We have to be prepared to accept that. It's like sort of like when you when when Edison invented the light bulb, you learned 10,000 ways not to make a light bulb. And then you found the way to make a light bulb. We have to realize we're gonna find a lot of different ways not to make a hypersonic boost glide weapon, and then we're going to make hypersonic boost glide weapon

Tim Morrison, Senior fellow at the Hudson Institute

Thank you so much, Kris. Please, please keep writing I'll keep reading

Kris Osborn is the Defense Editor for the National Interest. Osborn previously served at the Pentagon as a Highly Qualified Expert with the Office of the Assistant Secretary of the Army—Acquisition, Logistics & Technology. Osborn has also worked as an anchor and on-air military specialist at national TV networks. He has appeared as a guest military expert on Fox News, MSNBC, The Military Channel, and The History Channel.

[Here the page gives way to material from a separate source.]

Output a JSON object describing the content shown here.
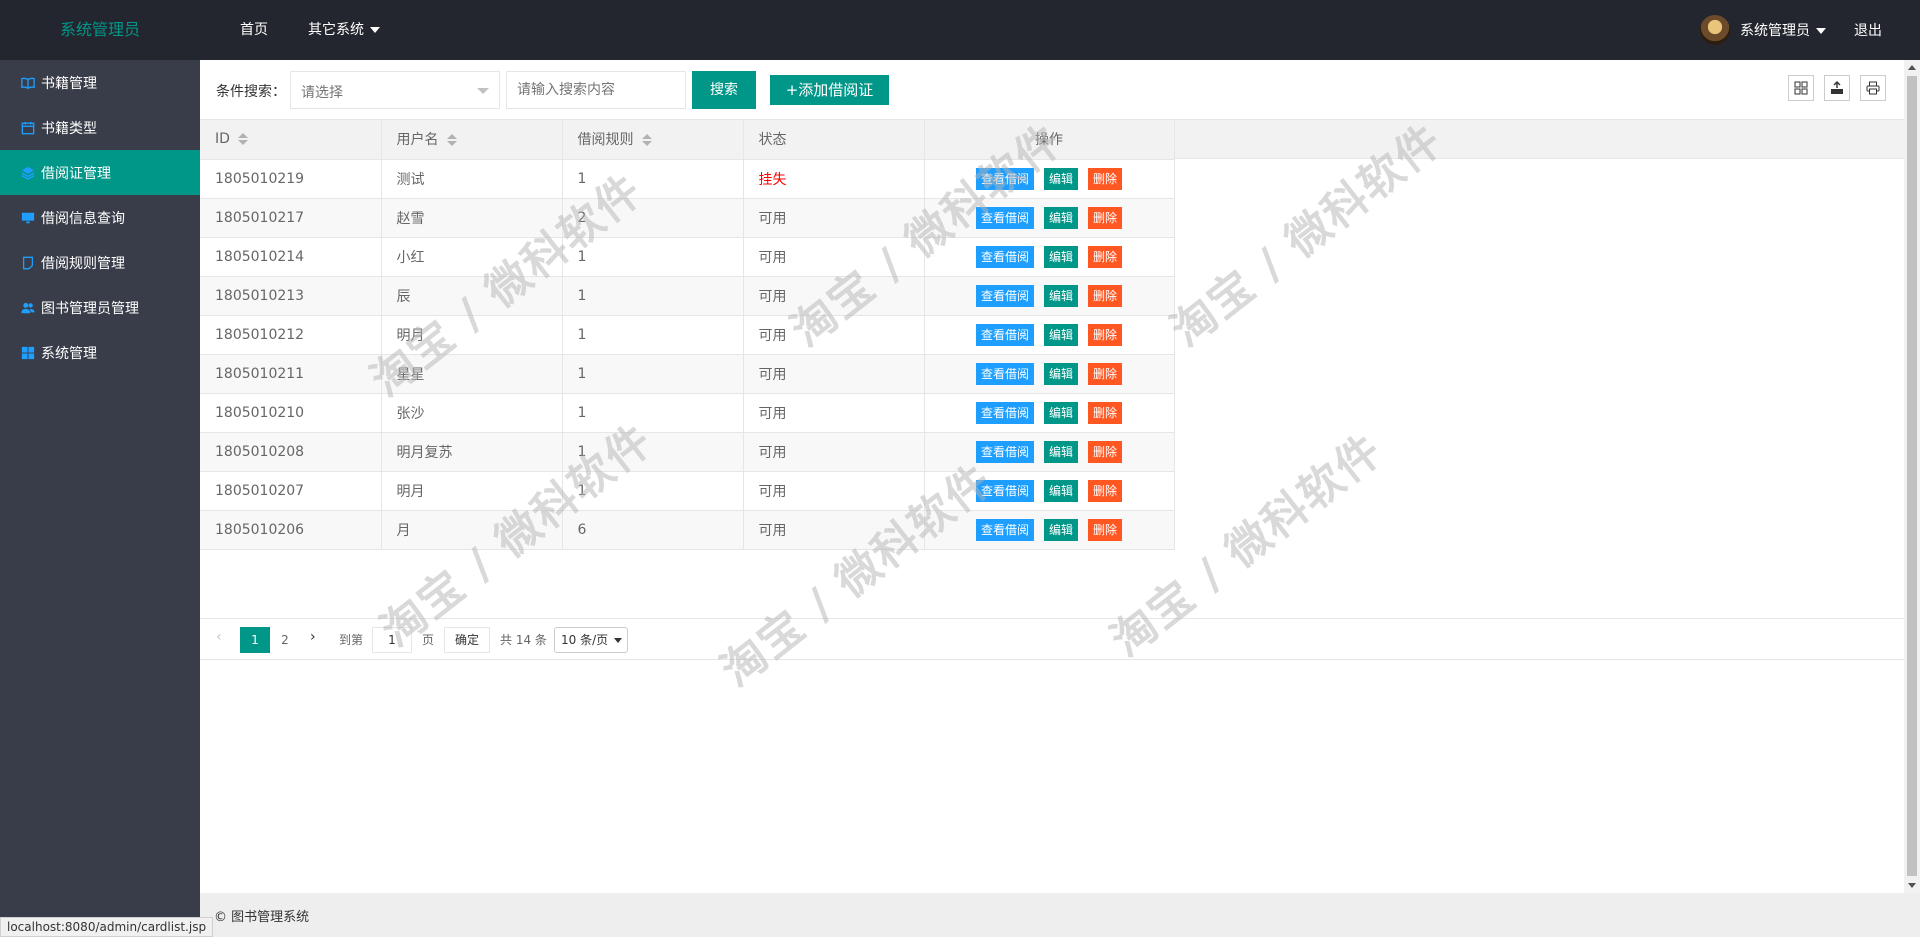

He also has a Master's Degree in Comparative Literature from Columbia University.

Kris Osborn, Warrior Maven President

Kris Osborn, Warrior Maven President, Center for Military Modernization